## The problem:
Whenever a line in this data holds the word "Paiement", report that line in full.

## Data excerpts:

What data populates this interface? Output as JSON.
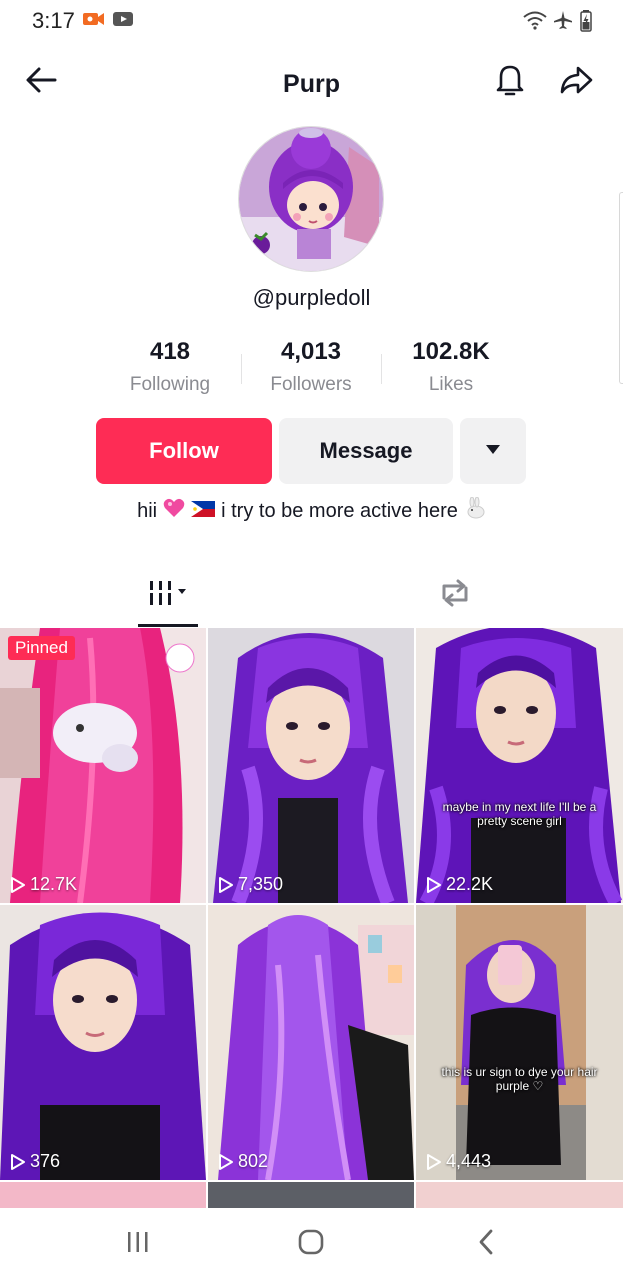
{
  "status_bar": {
    "time": "3:17",
    "icons": [
      "video-record-icon",
      "youtube-icon",
      "wifi-icon",
      "airplane-icon",
      "battery-charging-icon"
    ]
  },
  "header": {
    "title": "Purp",
    "back_icon": "back-arrow-icon",
    "bell_icon": "bell-icon",
    "share_icon": "share-icon"
  },
  "profile": {
    "username": "@purpledoll",
    "stats": [
      {
        "value": "418",
        "label": "Following"
      },
      {
        "value": "4,013",
        "label": "Followers"
      },
      {
        "value": "102.8K",
        "label": "Likes"
      }
    ],
    "follow_label": "Follow",
    "message_label": "Message",
    "bio_start": "hii",
    "bio_end": "i try to be more active here",
    "accent_color": "#fe2c55"
  },
  "tabs": {
    "videos_icon": "videos-grid-icon",
    "reposts_icon": "repost-icon"
  },
  "videos": [
    {
      "views": "12.7K",
      "pinned": "Pinned",
      "caption": ""
    },
    {
      "views": "7,350",
      "pinned": "",
      "caption": ""
    },
    {
      "views": "22.2K",
      "pinned": "",
      "caption": "maybe in my next life I'll be a pretty scene girl"
    },
    {
      "views": "376",
      "pinned": "",
      "caption": ""
    },
    {
      "views": "802",
      "pinned": "",
      "caption": ""
    },
    {
      "views": "4,443",
      "pinned": "",
      "caption": "this is ur sign to dye your hair purple ♡"
    }
  ],
  "navbar": {
    "icons": [
      "recent-apps-icon",
      "home-icon",
      "back-icon"
    ]
  }
}
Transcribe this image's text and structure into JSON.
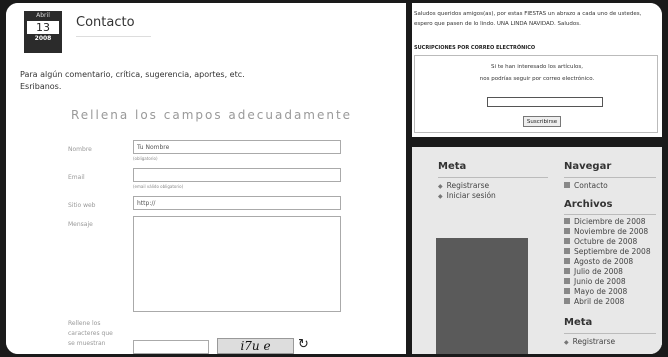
{
  "post": {
    "date": {
      "month": "Abril",
      "day": "13",
      "year": "2008"
    },
    "title": "Contacto",
    "intro_line1": "Para algún comentario, crítica, sugerencia, aportes, etc.",
    "intro_line2": "Esribanos."
  },
  "form": {
    "title": "Rellena los campos adecuadamente",
    "name_label": "Nombre",
    "name_value": "Tu Nombre",
    "name_hint": "(obligatorio)",
    "email_label": "Email",
    "email_value": "",
    "email_hint": "(email válido obligatorio)",
    "web_label": "Sitio web",
    "web_value": "http://",
    "message_label": "Mensaje",
    "captcha_label_1": "Rellene los",
    "captcha_label_2": "caracteres que",
    "captcha_label_3": "se muestran",
    "captcha_text": "i7u e",
    "refresh_icon": "refresh-icon"
  },
  "right": {
    "greeting": "Saludos queridos amigos(as), por estas FIESTAS un abrazo a cada uno de ustedes, espero que pasen de lo lindo. UNA LINDA NAVIDAD. Saludos.",
    "subs_heading": "SUCRIPCIONES POR CORREO ELECTRÓNICO",
    "subs_text1": "Si te han interesado los artículos,",
    "subs_text2": "nos podrías seguir por correo electrónico.",
    "subs_button": "Suscribirse"
  },
  "sidebar": {
    "meta_heading": "Meta",
    "meta_items": [
      "Registrarse",
      "Iniciar sesión"
    ],
    "nav_heading": "Navegar",
    "nav_items": [
      "Contacto"
    ],
    "archives_heading": "Archivos",
    "archives": [
      "Diciembre de 2008",
      "Noviembre de 2008",
      "Octubre de 2008",
      "Septiembre de 2008",
      "Agosto de 2008",
      "Julio de 2008",
      "Junio de 2008",
      "Mayo de 2008",
      "Abril de 2008"
    ],
    "meta2_heading": "Meta",
    "meta2_items": [
      "Registrarse"
    ]
  }
}
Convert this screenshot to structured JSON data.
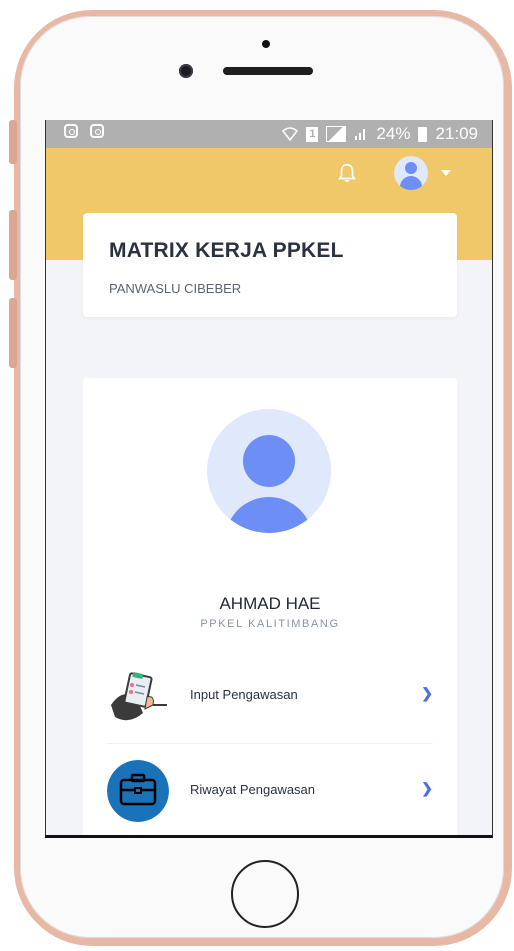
{
  "statusbar": {
    "battery": "24%",
    "time": "21:09",
    "sim": "1"
  },
  "header": {
    "title": "MATRIX KERJA PPKEL",
    "subtitle": "PANWASLU CIBEBER"
  },
  "profile": {
    "name": "AHMAD HAE",
    "role": "PPKEL KALITIMBANG"
  },
  "menu": [
    {
      "label": "Input Pengawasan",
      "icon": "clipboard-icon"
    },
    {
      "label": "Riwayat Pengawasan",
      "icon": "briefcase-icon"
    }
  ],
  "colors": {
    "header_bg": "#f0c869",
    "accent": "#6c8ef5",
    "chevron": "#4b6fe0",
    "briefcase_bg": "#1a73b8"
  }
}
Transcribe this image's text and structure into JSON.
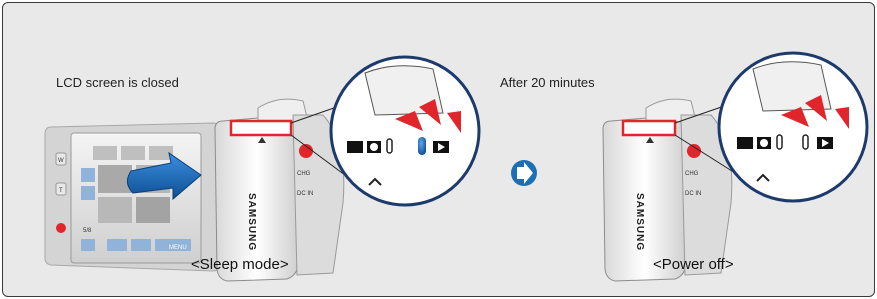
{
  "left_panel": {
    "label": "LCD screen is closed",
    "caption": "<Sleep mode>",
    "lcd_menu_text": "MENU",
    "lcd_button_labels": [
      "W",
      "T",
      "5/8"
    ],
    "brand_text": "SAMSUNG",
    "side_labels": [
      "CHG",
      "DC IN"
    ]
  },
  "right_panel": {
    "label": "After 20 minutes",
    "caption": "<Power off>",
    "brand_text": "SAMSUNG",
    "side_labels": [
      "CHG",
      "DC IN"
    ]
  },
  "colors": {
    "background": "#e9e9e9",
    "border": "#3b3b3b",
    "highlight_red": "#e0262b",
    "arrow_blue": "#1c6fb5",
    "led_blue": "#1f5fc4"
  },
  "icons": [
    "hand-push-arrow-icon",
    "next-arrow-icon",
    "movie-mode-icon",
    "photo-mode-icon",
    "play-mode-icon"
  ]
}
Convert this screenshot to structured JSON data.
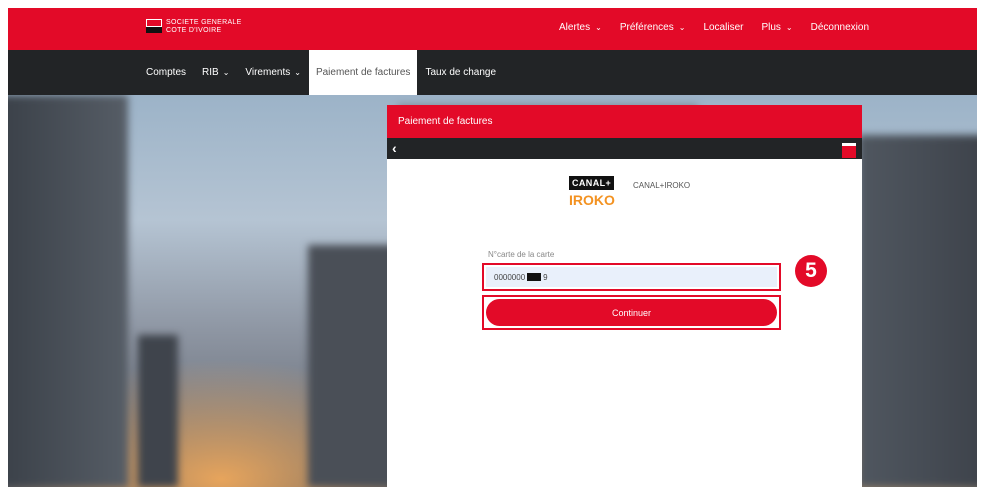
{
  "header": {
    "logo_line1": "SOCIETE GENERALE",
    "logo_line2": "COTE D'IVOIRE",
    "nav": [
      {
        "label": "Alertes",
        "has_menu": true
      },
      {
        "label": "Préférences",
        "has_menu": true
      },
      {
        "label": "Localiser",
        "has_menu": false
      },
      {
        "label": "Plus",
        "has_menu": true
      },
      {
        "label": "Déconnexion",
        "has_menu": false
      }
    ]
  },
  "mainnav": {
    "items": [
      {
        "label": "Comptes"
      },
      {
        "label": "RIB"
      },
      {
        "label": "Virements"
      },
      {
        "label": "Paiement de factures"
      },
      {
        "label": "Taux de change"
      }
    ]
  },
  "modal": {
    "title": "Paiement de factures",
    "biller_logo_top": "CANAL+",
    "biller_logo_bottom": "IROKO",
    "biller_name": "CANAL+IROKO",
    "field_label": "N°carte de la carte",
    "field_value_prefix": "0000000",
    "field_value_suffix": "9",
    "submit_label": "Continuer"
  },
  "annotation": {
    "step_number": "5"
  },
  "colors": {
    "brand_red": "#e30a28",
    "nav_dark": "#222426"
  }
}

## Output for this exercise:
        "label": "Paiement de factures"
    "title": "Paiement de factures",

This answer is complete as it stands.